Fresh sales have also dried up after a bailout of Yes Bank blanked out the stressed lender’s outstanding AT-1 bonds, raising the risk perception of this route. In fact, the AT-1 sale tally for FY22 is empty — at least until now.
By contrast, during the same period last year, borrowers sold ₹1,745 crore of AT-1 papers, show data from JM Financial. In FY21, local perpetual bonds worth ₹34,322 crore changed hands in the secondary market between April and August. This has less than halved this financial year to ₹15,806 crore for now. “The domestic market has completely dried up for perpetual issuances,” said Ajay Manglunia, managing director – debt capital market at J M Financial. “Traditional investors are not willing to buy those papers citing complication over valuation methods. Every investment risk has to be managed by the regulator and investors if we are to develop our bond markets.”

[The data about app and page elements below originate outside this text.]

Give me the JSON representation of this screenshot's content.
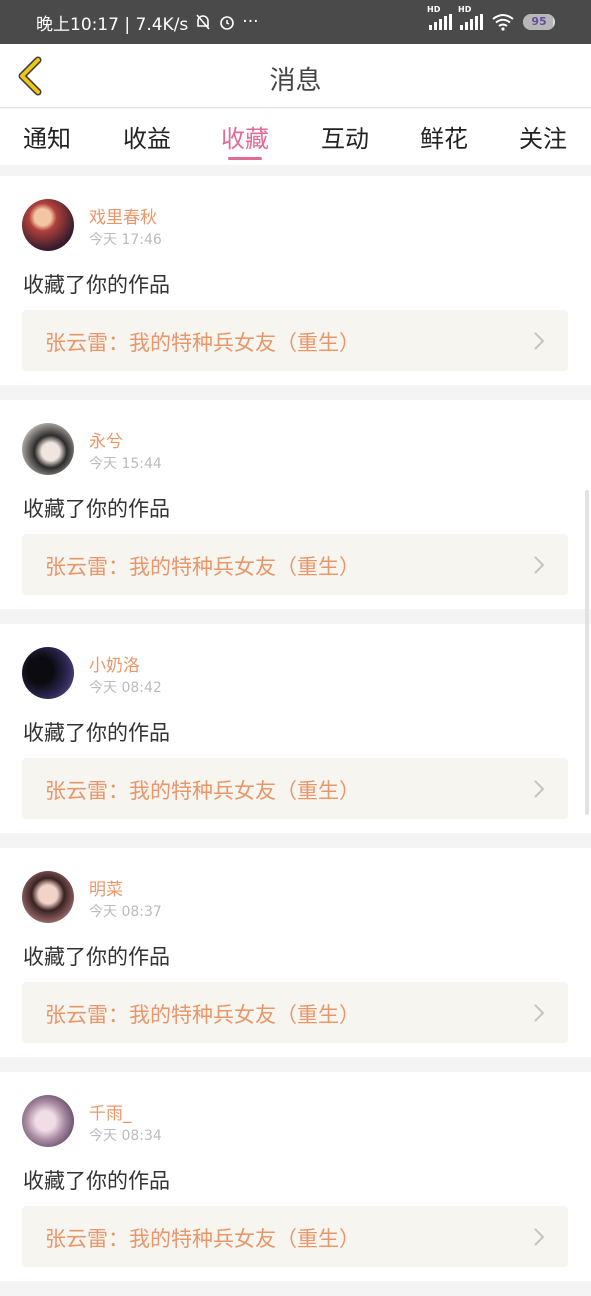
{
  "status_bar": {
    "time_text": "晚上10:17 | 7.4K/s",
    "more_text": "···",
    "sim1_label": "HD",
    "sim2_label": "HD",
    "battery_level": "95"
  },
  "header": {
    "title": "消息"
  },
  "tabs": [
    {
      "label": "通知"
    },
    {
      "label": "收益"
    },
    {
      "label": "收藏"
    },
    {
      "label": "互动"
    },
    {
      "label": "鲜花"
    },
    {
      "label": "关注"
    }
  ],
  "active_tab": "收藏",
  "colors": {
    "accent": "#e16b97",
    "name": "#e9976a",
    "back_icon": "#f0c419"
  },
  "messages": [
    {
      "user": "戏里春秋",
      "time": "今天 17:46",
      "action": "收藏了你的作品",
      "work": "张云雷：我的特种兵女友（重生）"
    },
    {
      "user": "永兮",
      "time": "今天 15:44",
      "action": "收藏了你的作品",
      "work": "张云雷：我的特种兵女友（重生）"
    },
    {
      "user": "小奶洛",
      "time": "今天 08:42",
      "action": "收藏了你的作品",
      "work": "张云雷：我的特种兵女友（重生）"
    },
    {
      "user": "明菜",
      "time": "今天 08:37",
      "action": "收藏了你的作品",
      "work": "张云雷：我的特种兵女友（重生）"
    },
    {
      "user": "千雨_",
      "time": "今天 08:34",
      "action": "收藏了你的作品",
      "work": "张云雷：我的特种兵女友（重生）"
    }
  ]
}
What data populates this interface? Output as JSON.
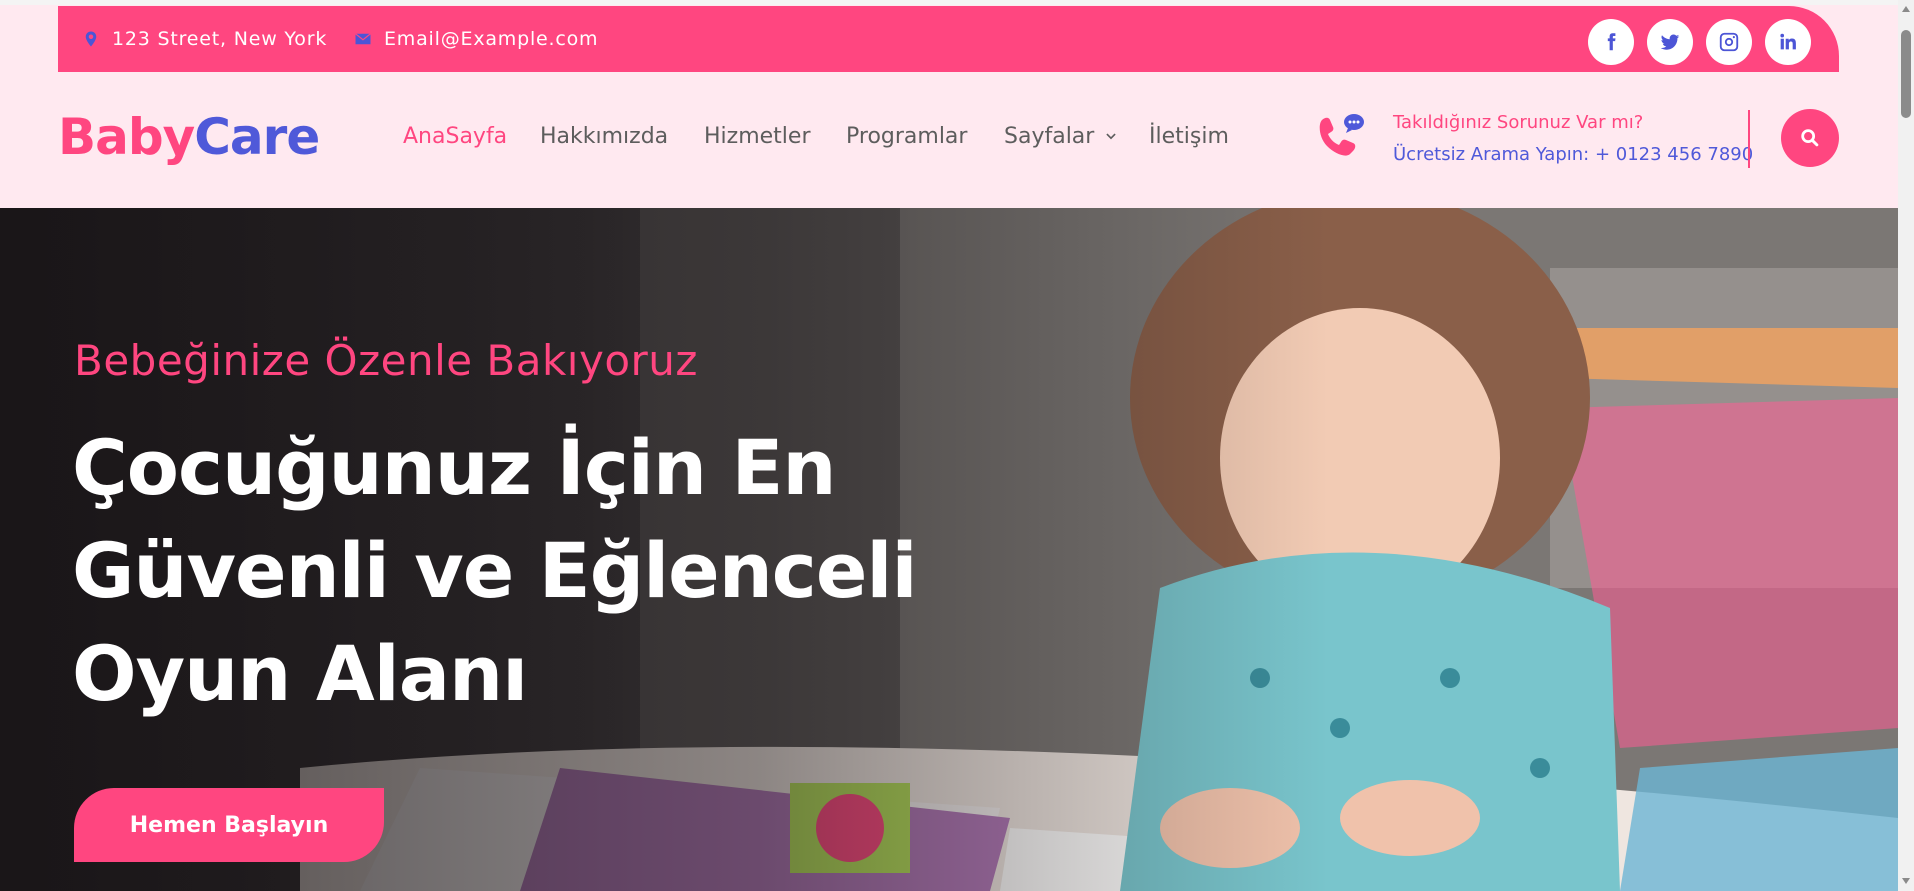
{
  "topbar": {
    "address": "123 Street, New York",
    "email": "Email@Example.com",
    "socials": [
      "facebook-icon",
      "twitter-icon",
      "instagram-icon",
      "linkedin-icon"
    ]
  },
  "logo": {
    "part1": "Baby",
    "part2": "Care"
  },
  "nav": {
    "items": [
      "AnaSayfa",
      "Hakkımızda",
      "Hizmetler",
      "Programlar",
      "Sayfalar",
      "İletişim"
    ],
    "active": "AnaSayfa"
  },
  "contact": {
    "question": "Takıldığınız Sorunuz Var mı?",
    "call": "Ücretsiz Arama Yapın: + 0123 456 7890"
  },
  "hero": {
    "subtitle": "Bebeğinize Özenle Bakıyoruz",
    "title_lines": [
      "Çocuğunuz İçin En",
      "Güvenli ve Eğlenceli",
      "Oyun Alanı"
    ],
    "cta": "Hemen Başlayın"
  },
  "colors": {
    "accent": "#ff4680",
    "secondary": "#4f59d9",
    "header_bg": "#ffe9f0"
  }
}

Mutual funds, once major AT-1 buyers, almost stopped subscribing those papers in the local market, prompting top-draw lenders to tap offshore investors. HDFC Bank, Axis Bank and have begun preparations to raise such quasi-equity securities overseas. HDFC Bank could well be the first one to hit offshore, ET reported about two weeks ago. AT-1, also known as perpetual bonds, add to banks’ capital base unlike perpetual papers issued by a corporate. Such securities do not have any fixed maturity but generally have a five-year call option that allows an exit route for investors.
“Revised regulation on AT-1 bonds is a key reason for not investing in perpetual bonds,” said Rajeev Radhkrishnan, CIO- debt, SBI AMC. “The new valuation method brings in a lot of potential volatility and illiquidity. Hence, from a portfolio perspective, we have incrementally avoided these exposures.”